  • SQL Language: SQL is a powerful language that is easy to learn and use. It allows you to perform complex queries with ease and speed.


  • Limited Scalability: SQL databases are not as scalable as NoSQL databases, which means they are not ideal for handling large amounts of data.
  • Fixed Schema: The fixed schema of SQL databases can be limiting in some cases, especially when dealing with unstructured data.
  • Expensive: SQL databases can be expensive to set up and maintain, especially for large databases.

Pros and Cons of NoSQL


  • Flexible Data Model: NoSQL databases do not use fixed schemas, which means they can store unstructured data more efficiently.
  • High Scalability: NoSQL databases are highly scalable and can handle large volumes of data with ease.
  • Cost-Effective: NoSQL databases are generally less expensive to set up and maintain than SQL databases.
  • Modern Technology: NoSQL databases are relatively new and designed to meet modern data storage and management needs.


  • Lack of ACID Compliance: NoSQL databases do not provide ACID compliance, which means that they do not guarantee data consistency or reliability.
  • Data Model Complexity: NoSQL databases use different types of data models, which can be complex to understand and use.
  • Limited Query Capabilities: NoSQL databases do not provide the same level of query capabilities as SQL databases.


NoSQL databases use a variety of data models, including:


Key-value databases store data as a collection of key-value pairs, where each key is unique and maps to a specific value. Key-value databases are simple and fast, making them well-suited for high-performance, distributed systems where the data does not have complex relationships. Examples of key-value databases include Redis and Riak.

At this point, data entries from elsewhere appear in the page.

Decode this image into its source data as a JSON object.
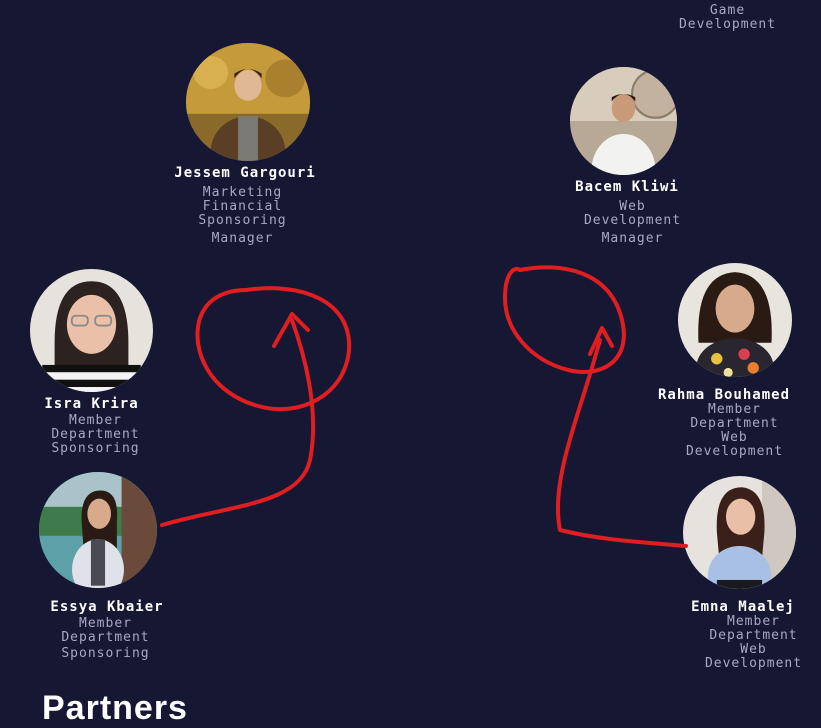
{
  "team": {
    "top_right_partial": {
      "lines": [
        "Game",
        "Development"
      ]
    },
    "jessem": {
      "name": "Jessem Gargouri",
      "lines": [
        "Marketing",
        "Financial",
        "Sponsoring",
        "Manager"
      ]
    },
    "bacem": {
      "name": "Bacem Kliwi",
      "lines": [
        "Web",
        "Development",
        "Manager"
      ]
    },
    "isra": {
      "name": "Isra Krira",
      "lines": [
        "Member",
        "Department",
        "Sponsoring"
      ]
    },
    "rahma": {
      "name": "Rahma Bouhamed",
      "lines": [
        "Member",
        "Department",
        "Web",
        "Development"
      ]
    },
    "essya": {
      "name": "Essya Kbaier",
      "lines": [
        "Member",
        "Department",
        "Sponsoring"
      ]
    },
    "emna": {
      "name": "Emna Maalej",
      "lines": [
        "Member",
        "Department",
        "Web",
        "Development"
      ]
    }
  },
  "partners_heading": "Partners",
  "colors": {
    "background": "#161733",
    "name_text": "#ffffff",
    "role_text": "#a7a9c2",
    "annotation": "#e01e22"
  },
  "icons": {
    "avatar": "person-photo"
  }
}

  • Simple and fast data access
  • Scalable and flexible
  • Good for caching and session management


  • Limited querying and data analysis capabilities
  • No support for complex relationships between data


Document-oriented databases store data as semi-structured documents, where each document can have its own unique structure. Document-oriented databases are designed to store hierarchical, complex, and dynamic data, and provide a high degree of flexibility in terms of data schema. Examples of document-oriented databases include MongoDB and CouchDB.

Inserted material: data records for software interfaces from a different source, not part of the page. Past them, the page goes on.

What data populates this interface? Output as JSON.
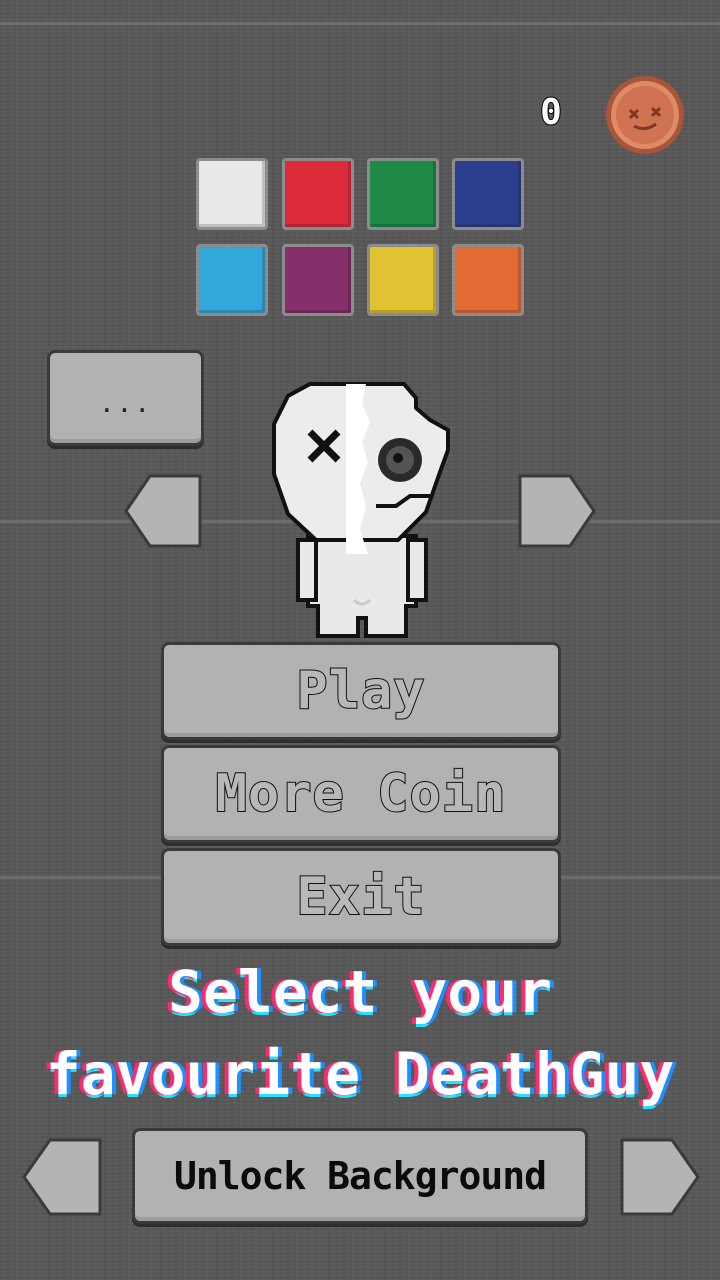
{
  "hud": {
    "coin_count": "0"
  },
  "swatches": [
    {
      "name": "white-swatch",
      "color": "#e8e8e8"
    },
    {
      "name": "red-swatch",
      "color": "#dc2b3b"
    },
    {
      "name": "green-swatch",
      "color": "#1f8a48"
    },
    {
      "name": "blue-swatch",
      "color": "#2c3f8e"
    },
    {
      "name": "cyan-swatch",
      "color": "#33a6da"
    },
    {
      "name": "purple-swatch",
      "color": "#862f6a"
    },
    {
      "name": "yellow-swatch",
      "color": "#e1c233"
    },
    {
      "name": "orange-swatch",
      "color": "#e36b36"
    }
  ],
  "dots_button": {
    "label": "..."
  },
  "menu": {
    "play": "Play",
    "more_coin": "More Coin",
    "exit": "Exit"
  },
  "select_text": {
    "line1": "Select your",
    "line2": "favourite DeathGuy"
  },
  "unlock_button": {
    "label": "Unlock Background"
  },
  "icons": {
    "coin": "coin-icon",
    "character": "deathguy-character",
    "left_arrow": "arrow-left-icon",
    "right_arrow": "arrow-right-icon"
  }
}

  • Flexible data structure
  • Good for storing hierarchical, complex, and dynamic data
  • Supports rich data types, such as arrays and nested documents


  • Querying and indexing can be more complex
  • Not suitable for transactions that span multiple documents


Column-oriented databases store data as columns instead of rows, with each column representing a specific data attribute. Column-oriented databases are designed to be fast and efficient when processing large amounts of data, and are well-suited for analytics and data warehousing applications. Examples of column-oriented databases include Apache Cassandra and Amazon SimpleDB.


  • Fast and efficient for data analysis and warehousing
  • Good for processing large amounts of data
  • Supports high write performance


  • Can be more complex to work with than row-oriented databases
  • Limited querying and data analysis capabilities compared to other NoSQL databases


Graph databases store data as nodes and edges in a graph, where nodes represent entities and edges represent relationships between entities. Graph databases are designed to handle complex relationships between data, and are well-suited for social networks, recommendation systems, and other applications that require sophisticated graph algorithms. Examples of graph databases include Neo4j and Amazon Neptune.


  • Good for handling complex relationships between data
  • Supports sophisticated graph algorithms
  • Fast querying and data analysis


  • Can be challenging to work with compared to other NoSQL databases
  • Limited support for more traditional data analysis and warehousing tasks

In conclusion, NoSQL and SQL databases have their own pros and cons.Each has its strengths and weaknesses, and the choice between them depends on the specific needs of a project. It is essential to weigh the pros and cons of each type of NoSQL and SQL database before making a choice to ensure that it meets the project's requirements.